[Interface dataset entries]
[Start of section]

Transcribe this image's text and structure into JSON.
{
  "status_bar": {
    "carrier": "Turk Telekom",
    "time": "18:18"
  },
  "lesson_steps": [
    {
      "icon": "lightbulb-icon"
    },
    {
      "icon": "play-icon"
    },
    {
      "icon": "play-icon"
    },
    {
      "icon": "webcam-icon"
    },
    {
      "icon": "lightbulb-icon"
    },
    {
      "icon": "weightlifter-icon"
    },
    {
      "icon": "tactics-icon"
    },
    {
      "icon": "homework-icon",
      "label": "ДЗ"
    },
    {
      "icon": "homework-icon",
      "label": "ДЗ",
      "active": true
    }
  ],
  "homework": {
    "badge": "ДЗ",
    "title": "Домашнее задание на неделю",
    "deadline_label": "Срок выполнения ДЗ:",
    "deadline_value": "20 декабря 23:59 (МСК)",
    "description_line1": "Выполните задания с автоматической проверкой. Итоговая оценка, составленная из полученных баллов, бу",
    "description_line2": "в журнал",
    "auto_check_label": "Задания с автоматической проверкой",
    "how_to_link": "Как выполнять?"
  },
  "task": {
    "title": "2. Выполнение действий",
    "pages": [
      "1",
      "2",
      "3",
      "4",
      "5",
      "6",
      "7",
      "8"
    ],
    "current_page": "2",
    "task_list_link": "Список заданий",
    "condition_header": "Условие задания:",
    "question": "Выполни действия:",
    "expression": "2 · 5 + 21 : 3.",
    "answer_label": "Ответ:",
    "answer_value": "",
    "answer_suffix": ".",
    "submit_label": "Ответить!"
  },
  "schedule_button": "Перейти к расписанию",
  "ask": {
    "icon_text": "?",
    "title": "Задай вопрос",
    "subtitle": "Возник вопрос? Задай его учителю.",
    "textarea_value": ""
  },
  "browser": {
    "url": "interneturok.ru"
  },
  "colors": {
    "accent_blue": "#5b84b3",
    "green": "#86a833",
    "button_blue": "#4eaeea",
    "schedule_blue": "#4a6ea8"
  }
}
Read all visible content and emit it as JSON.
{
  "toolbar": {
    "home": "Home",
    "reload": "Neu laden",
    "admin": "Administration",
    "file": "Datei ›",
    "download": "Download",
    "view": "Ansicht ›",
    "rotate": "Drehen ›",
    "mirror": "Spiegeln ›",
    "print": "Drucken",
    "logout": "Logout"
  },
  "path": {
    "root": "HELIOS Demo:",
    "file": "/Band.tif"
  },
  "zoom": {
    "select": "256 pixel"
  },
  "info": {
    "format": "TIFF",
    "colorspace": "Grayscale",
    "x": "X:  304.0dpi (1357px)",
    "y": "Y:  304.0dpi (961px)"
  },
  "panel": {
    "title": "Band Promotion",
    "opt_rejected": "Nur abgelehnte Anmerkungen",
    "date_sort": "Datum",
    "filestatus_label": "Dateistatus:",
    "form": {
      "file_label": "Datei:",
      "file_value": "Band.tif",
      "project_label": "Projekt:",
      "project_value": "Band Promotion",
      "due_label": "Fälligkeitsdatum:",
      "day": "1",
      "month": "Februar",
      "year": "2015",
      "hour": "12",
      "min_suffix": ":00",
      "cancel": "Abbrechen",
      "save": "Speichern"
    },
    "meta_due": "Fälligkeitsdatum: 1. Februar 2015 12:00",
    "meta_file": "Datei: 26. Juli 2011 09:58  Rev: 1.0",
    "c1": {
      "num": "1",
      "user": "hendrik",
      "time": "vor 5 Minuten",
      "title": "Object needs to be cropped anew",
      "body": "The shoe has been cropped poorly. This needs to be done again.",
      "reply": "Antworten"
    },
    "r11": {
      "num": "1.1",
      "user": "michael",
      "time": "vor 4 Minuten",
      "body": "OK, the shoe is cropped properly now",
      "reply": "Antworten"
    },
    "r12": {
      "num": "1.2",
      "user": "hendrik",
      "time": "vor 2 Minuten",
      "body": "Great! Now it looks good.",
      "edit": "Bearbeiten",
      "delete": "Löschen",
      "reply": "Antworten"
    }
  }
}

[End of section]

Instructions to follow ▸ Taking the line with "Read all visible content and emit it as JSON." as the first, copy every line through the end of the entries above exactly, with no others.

Task output ▸
Read all visible content and emit it as JSON.
{
  "toolbar": {
    "home": "Home",
    "reload": "Neu laden",
    "admin": "Administration",
    "file": "Datei ›",
    "download": "Download",
    "view": "Ansicht ›",
    "rotate": "Drehen ›",
    "mirror": "Spiegeln ›",
    "print": "Drucken",
    "logout": "Logout"
  },
  "path": {
    "root": "HELIOS Demo:",
    "file": "/Band.tif"
  },
  "zoom": {
    "select": "256 pixel"
  },
  "info": {
    "format": "TIFF",
    "colorspace": "Grayscale",
    "x": "X:  304.0dpi (1357px)",
    "y": "Y:  304.0dpi (961px)"
  },
  "panel": {
    "title": "Band Promotion",
    "opt_rejected": "Nur abgelehnte Anmerkungen",
    "date_sort": "Datum",
    "filestatus_label": "Dateistatus:",
    "form": {
      "file_label": "Datei:",
      "file_value": "Band.tif",
      "project_label": "Projekt:",
      "project_value": "Band Promotion",
      "due_label": "Fälligkeitsdatum:",
      "day": "1",
      "month": "Februar",
      "year": "2015",
      "hour": "12",
      "min_suffix": ":00",
      "cancel": "Abbrechen",
      "save": "Speichern"
    },
    "meta_due": "Fälligkeitsdatum: 1. Februar 2015 12:00",
    "meta_file": "Datei: 26. Juli 2011 09:58  Rev: 1.0",
    "c1": {
      "num": "1",
      "user": "hendrik",
      "time": "vor 5 Minuten",
      "title": "Object needs to be cropped anew",
      "body": "The shoe has been cropped poorly. This needs to be done again.",
      "reply": "Antworten"
    },
    "r11": {
      "num": "1.1",
      "user": "michael",
      "time": "vor 4 Minuten",
      "body": "OK, the shoe is cropped properly now",
      "reply": "Antworten"
    },
    "r12": {
      "num": "1.2",
      "user": "hendrik",
      "time": "vor 2 Minuten",
      "body": "Great! Now it looks good.",
      "edit": "Bearbeiten",
      "delete": "Löschen",
      "reply": "Antworten"
    }
  }
}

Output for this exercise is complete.